I know that the part of me that wants to be better will never be satisfied.
The drive to be a better partner, a better coach— or friend, thinker, feeler, athlete, businessman, writer, cellist, son, man— is permanent.
Each successive level up is satisfying, but not enough.
Each success is exhilarating, but temporary.
This may seem absurdly obvious, but it took me a while to really notice it.
So I finally did. And I realized I had a choice.
I could give up, reject the struggle, and practice simple contentment as a way to escape the entire game.
Or I could play all-the-fuck out, embrace the constant dissatisfaction as fuel, and commit to becoming better in everything that I do for the rest of my life.
I chose the latter. If you chose the former, there is zero shame in that. A life of simple contentment makes a lot more sense.
But if you made the same choice I did, here are six tools I’ve found to be some of the most powerful assets in this wild adventure.
1. Demand insanity.
No one will ever demand from you what you’re truly capable of.
You can easily exceed everyone’s expectations, because everyone has sane and reasonable expectations.
Exceeding other people’s expectations isn’t enough. You’re the only person who knows what you’re actually capable of.
Demand success of yourself that’s impossible in the eyes of others. Demand insane accomplishment.
No one else will do it for you.
2. Deconstruct your peaks.
You will have moments of incredible brilliance. Inspiration, epiphany, game-changing artfulness.
If you just keep going, you stay at the same level, waiting for the next moment of inspiration to strike.

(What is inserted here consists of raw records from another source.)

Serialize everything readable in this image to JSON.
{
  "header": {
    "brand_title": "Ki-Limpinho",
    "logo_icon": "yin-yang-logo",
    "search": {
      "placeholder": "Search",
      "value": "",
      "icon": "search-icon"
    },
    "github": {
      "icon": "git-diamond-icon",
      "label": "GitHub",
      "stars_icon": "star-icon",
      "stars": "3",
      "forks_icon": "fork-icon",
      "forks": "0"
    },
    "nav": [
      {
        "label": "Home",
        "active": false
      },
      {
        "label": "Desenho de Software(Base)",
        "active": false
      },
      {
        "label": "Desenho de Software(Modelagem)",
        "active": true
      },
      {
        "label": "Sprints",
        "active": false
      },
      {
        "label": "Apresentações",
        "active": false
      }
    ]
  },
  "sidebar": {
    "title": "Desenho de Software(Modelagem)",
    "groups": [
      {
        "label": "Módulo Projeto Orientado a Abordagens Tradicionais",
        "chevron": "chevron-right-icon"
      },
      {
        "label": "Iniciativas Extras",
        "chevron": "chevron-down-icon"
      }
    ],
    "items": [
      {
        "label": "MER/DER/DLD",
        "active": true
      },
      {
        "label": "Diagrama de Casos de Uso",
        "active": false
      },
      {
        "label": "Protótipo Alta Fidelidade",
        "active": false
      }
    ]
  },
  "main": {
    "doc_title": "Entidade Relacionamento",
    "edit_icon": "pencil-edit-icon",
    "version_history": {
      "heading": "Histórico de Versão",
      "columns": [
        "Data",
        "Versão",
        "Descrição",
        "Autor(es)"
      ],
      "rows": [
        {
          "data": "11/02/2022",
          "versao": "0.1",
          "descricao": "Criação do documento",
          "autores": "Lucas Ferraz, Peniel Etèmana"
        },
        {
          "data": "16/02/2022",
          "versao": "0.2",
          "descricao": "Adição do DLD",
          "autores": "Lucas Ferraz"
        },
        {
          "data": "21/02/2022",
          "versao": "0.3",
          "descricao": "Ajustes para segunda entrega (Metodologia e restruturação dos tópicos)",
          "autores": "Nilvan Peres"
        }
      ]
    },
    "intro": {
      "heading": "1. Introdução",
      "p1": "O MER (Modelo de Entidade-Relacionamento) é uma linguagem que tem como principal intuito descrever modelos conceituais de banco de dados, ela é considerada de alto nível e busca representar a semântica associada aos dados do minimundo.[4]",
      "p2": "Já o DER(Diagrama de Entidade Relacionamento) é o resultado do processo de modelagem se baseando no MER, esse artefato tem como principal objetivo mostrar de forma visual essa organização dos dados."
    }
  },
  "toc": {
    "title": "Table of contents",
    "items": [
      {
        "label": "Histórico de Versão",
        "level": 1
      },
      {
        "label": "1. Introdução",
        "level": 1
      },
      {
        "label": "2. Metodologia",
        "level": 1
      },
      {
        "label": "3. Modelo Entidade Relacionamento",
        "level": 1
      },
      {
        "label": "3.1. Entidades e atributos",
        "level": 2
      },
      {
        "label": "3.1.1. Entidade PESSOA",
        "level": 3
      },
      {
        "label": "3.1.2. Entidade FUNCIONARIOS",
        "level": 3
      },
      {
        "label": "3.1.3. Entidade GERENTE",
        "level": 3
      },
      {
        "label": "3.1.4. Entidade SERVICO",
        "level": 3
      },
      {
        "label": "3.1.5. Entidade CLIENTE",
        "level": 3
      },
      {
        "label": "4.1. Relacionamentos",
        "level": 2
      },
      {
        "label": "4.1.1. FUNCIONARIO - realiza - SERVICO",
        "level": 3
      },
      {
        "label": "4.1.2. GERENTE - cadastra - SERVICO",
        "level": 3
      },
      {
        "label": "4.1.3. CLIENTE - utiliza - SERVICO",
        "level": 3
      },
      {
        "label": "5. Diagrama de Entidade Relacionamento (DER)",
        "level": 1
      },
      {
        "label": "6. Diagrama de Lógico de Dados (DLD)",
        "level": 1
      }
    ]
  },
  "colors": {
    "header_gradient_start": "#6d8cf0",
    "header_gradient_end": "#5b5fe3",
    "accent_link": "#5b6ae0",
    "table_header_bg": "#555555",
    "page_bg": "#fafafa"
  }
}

If you systematically deconstruct every element of your moments of greatest brilliance, that brilliance becomes your new baseline.
Figure out why you were brilliant. Figure out why it all worked. Then do that again, until the next level of inspiration strikes.
3. Drill the skills beneath the skills.
Your skills come from somewhere besides experience.
Creative ideation? Focus? Social intuition?
Figure it out. Then devote time to practicing those foundational skills simply.
Professional basketball players don’t just play basketball. They work out intensely to strengthen specific muscles.
Mastery comes through practice. Real practice happens outside of the game.
4. Use everything.
It’s a myth that fear is bad. It’s a myth that greed is bad. It’s a myth that any part of you is bad.
If you’re living a life of serving the world and creating a masterpiece, and you’re not using your fear, greed, and ambition, then you’re swimming upstream.
Love and service divorced from rage and hunger are half-hearted love and service.
Ignore your darker parts, and they cause havoc.
Use them, and you evolve from a simple metal to a magnet.
Urgency inspired by the finitude of life is a tremendously useful tool.
And, it only gets you so far.
The real magic happens when you decide to die.
Now you’re already dead.
All that’s left is the lucid dream after death that you’re currently sitting in.
The urgency can continue, as a tool or a game.
But a masterpiece requires perspective, and real perspective only happens when you’re outside of the game.
You died. Now you’re outside it.
Now you can not only win— you can win with style.
It’s truly up to you, because you’re already dead.
Choose. Live. Die again.
That’s all there is. Enjoy it.